Yeah, Sarah, I would be amazed if a popular Democrat runs against Biden. I would not be surprised, however, if he declines to run for reelection.
However if Trump were to all of a sudden wait to announce or were even to float the idea he won’t run that might make complex Biden’s decision-making process if he is considering not running again. I guess I’m simply hesitant that Biden would throw in the towel without an apparent beneficiary apparent despite his age.
I’m not sure how much the data backs that up. They also picked Harris over Trump 45 percent to 44 percent.
Which’s before even entering the fact that 2024 is 2 years away and early general-election polls are quite useless. It mostly depends on the pollster as to whether Biden leads or Trump leads, however on balance, Biden might lead slightly more typically than not. I do think, however, some Democrats think anybody besides Biden may be weaker against Trump.
Many of the discontent appears to be coming within Biden’s own celebration, too. To be clear, 75 percent of Democrats stated they approve of the task Biden is doing as president.
Where Biden goes from here back up or stagnant might be important to determining whether he runs again. Not to point out that till really just recently Biden also had the most affordable approval rating of any president considering that completion of World War II. It’s slowly inched back up, but he’s still underwater general.
Is it reasonable to state that we’re all in contract that there is not space for anybody else in the Democratic primary aside from Biden unless, naturally, he does not run? Yes! The reality that no one easily enters your mind tells me yes. Yes. OK, time to talk about the Republican side of things.
Of those, De, Santis is the only one who (currently) appears capable of defeating Trump ought to the former president undoubtedly run.
We saw in 2016 that the Republican primaries’ use of winner-take-all or winner-take-most delegate systems assisted Trump quite easily win the election with just a plurality of the main vote. If you get a number of prospects splitting up the vote not going for Trump, it’s just going to make it simpler for him to win.
You’re not challenging a sitting president, and there certainly appears to be a minimum of some hesitancy over Trump and the idea that he has too much luggage and may not have the ability to win in a basic election again. A New York Times/Siena College poll from last month discovered, for example, that almost half of Americans who prepared to enact the 2024 Republican politician primary would pick a candidate other than Trump in a primary race.
I’m grateful you raised that survey, due to the fact that I believed that was a fascinating way to frame the outcomes, as one might also argue from that survey that Trump is still the undeniable leader.
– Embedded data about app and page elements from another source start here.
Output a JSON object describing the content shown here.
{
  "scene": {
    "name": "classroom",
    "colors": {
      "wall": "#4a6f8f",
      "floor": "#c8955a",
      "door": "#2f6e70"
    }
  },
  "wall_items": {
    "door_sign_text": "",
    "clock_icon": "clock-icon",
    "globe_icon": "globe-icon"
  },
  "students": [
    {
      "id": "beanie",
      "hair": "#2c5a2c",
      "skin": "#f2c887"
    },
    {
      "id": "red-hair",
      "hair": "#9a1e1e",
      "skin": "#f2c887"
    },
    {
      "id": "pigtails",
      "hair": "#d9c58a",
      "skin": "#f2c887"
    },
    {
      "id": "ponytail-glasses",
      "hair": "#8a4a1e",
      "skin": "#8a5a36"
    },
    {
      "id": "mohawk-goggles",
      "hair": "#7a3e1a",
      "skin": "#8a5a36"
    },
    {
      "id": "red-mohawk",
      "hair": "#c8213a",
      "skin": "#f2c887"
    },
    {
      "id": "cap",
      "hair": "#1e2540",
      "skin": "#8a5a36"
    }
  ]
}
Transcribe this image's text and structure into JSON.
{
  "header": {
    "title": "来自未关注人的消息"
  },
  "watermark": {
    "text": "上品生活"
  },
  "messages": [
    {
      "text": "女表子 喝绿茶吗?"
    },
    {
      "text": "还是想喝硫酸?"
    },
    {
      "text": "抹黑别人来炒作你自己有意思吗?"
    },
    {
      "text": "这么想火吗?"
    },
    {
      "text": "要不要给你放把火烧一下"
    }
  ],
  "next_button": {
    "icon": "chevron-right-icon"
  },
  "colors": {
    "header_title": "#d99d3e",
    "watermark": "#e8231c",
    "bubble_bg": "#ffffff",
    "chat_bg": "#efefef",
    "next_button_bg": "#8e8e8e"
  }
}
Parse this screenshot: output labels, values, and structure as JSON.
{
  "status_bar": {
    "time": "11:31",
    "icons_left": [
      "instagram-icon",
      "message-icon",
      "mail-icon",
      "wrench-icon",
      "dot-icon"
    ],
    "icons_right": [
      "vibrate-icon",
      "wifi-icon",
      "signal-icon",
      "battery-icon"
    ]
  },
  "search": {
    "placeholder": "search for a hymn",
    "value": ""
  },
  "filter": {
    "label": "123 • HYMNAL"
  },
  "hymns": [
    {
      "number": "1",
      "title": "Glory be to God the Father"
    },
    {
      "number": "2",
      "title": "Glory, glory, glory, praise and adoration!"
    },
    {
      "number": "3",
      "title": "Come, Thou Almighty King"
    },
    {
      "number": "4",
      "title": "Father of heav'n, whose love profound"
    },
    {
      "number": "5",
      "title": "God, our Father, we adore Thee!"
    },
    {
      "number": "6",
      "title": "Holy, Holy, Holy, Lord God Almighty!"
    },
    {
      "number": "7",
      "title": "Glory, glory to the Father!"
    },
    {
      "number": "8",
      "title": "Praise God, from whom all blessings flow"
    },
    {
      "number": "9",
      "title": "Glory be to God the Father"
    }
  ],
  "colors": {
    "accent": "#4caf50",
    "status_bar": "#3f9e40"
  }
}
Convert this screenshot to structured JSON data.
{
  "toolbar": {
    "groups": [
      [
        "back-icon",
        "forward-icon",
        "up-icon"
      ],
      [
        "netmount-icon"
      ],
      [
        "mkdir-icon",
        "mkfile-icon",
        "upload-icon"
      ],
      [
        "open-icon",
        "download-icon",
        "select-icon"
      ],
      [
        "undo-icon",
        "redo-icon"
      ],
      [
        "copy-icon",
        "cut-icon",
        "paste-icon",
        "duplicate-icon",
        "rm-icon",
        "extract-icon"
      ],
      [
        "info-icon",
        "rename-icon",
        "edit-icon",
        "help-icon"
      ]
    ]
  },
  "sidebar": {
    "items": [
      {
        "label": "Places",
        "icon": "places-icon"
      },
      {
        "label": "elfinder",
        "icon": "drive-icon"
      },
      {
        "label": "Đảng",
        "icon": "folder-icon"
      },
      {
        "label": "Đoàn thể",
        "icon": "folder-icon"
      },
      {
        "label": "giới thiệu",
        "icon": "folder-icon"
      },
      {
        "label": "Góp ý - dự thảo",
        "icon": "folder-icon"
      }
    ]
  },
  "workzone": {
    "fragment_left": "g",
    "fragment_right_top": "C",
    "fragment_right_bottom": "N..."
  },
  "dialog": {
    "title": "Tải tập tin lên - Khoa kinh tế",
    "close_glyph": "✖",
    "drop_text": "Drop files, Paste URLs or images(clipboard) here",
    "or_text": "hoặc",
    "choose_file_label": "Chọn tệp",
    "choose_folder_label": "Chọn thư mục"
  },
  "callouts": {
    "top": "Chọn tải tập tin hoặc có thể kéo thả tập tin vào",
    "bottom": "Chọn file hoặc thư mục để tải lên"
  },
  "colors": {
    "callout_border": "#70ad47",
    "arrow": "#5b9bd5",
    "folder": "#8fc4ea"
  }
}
He was initially, with 49 percent assistance, and De, Santis remained in 2nd, at 25 percent.
There is absolutely more room for a challenger to Trump than to Biden, but Trump would still be preferred. According to a recent Politico/Morning Consult poll, 56 percent of Republican politician and independent authorized voters said they would support Trump, while 18 percent said they would support De, Santis, 8 percent said they would support Pence and a bunch of other prospects all got 2 percent or less.
According to that You, Gov/Yahoo News survey I discussed previously, Trump beats De, Santis 44 percent to 35 percent amongst signed up citizens in a direct match. Definitely, however this point (from the Times reporting on the poll) was an interesting comparison to me: “His share of the Republican main electorate is less than Hillary Clinton’s amongst Democrats was at the start of the 2016 race.” Obviously, Clinton ultimately won that race, however it wasn’t an assurance Sanders provided her a real run for her money.
The Times might have likewise compared Trump to Gore’s position in 1999. He, of course, went on to win the main without much trouble. That said, De, Santis is plainly a genuine risk to Trump; a 9-point lead in the surveys is not secure. That’s especially real because Trump has universal name acknowledgment, while De, Santis doesn’t.
I know we had a chat in the past about whether Trump’s grip on the GOP is still strong. At the time, I stated that Trump might be weaker than some would like to confess, however after Tuesday night’s results most especially Wyoming Rep. Liz Cheney’s main loss paired with the fates of the nine other Republicans who voted to impeach the previous president I really believe it’ll be really tough for another Republican to cut through his power.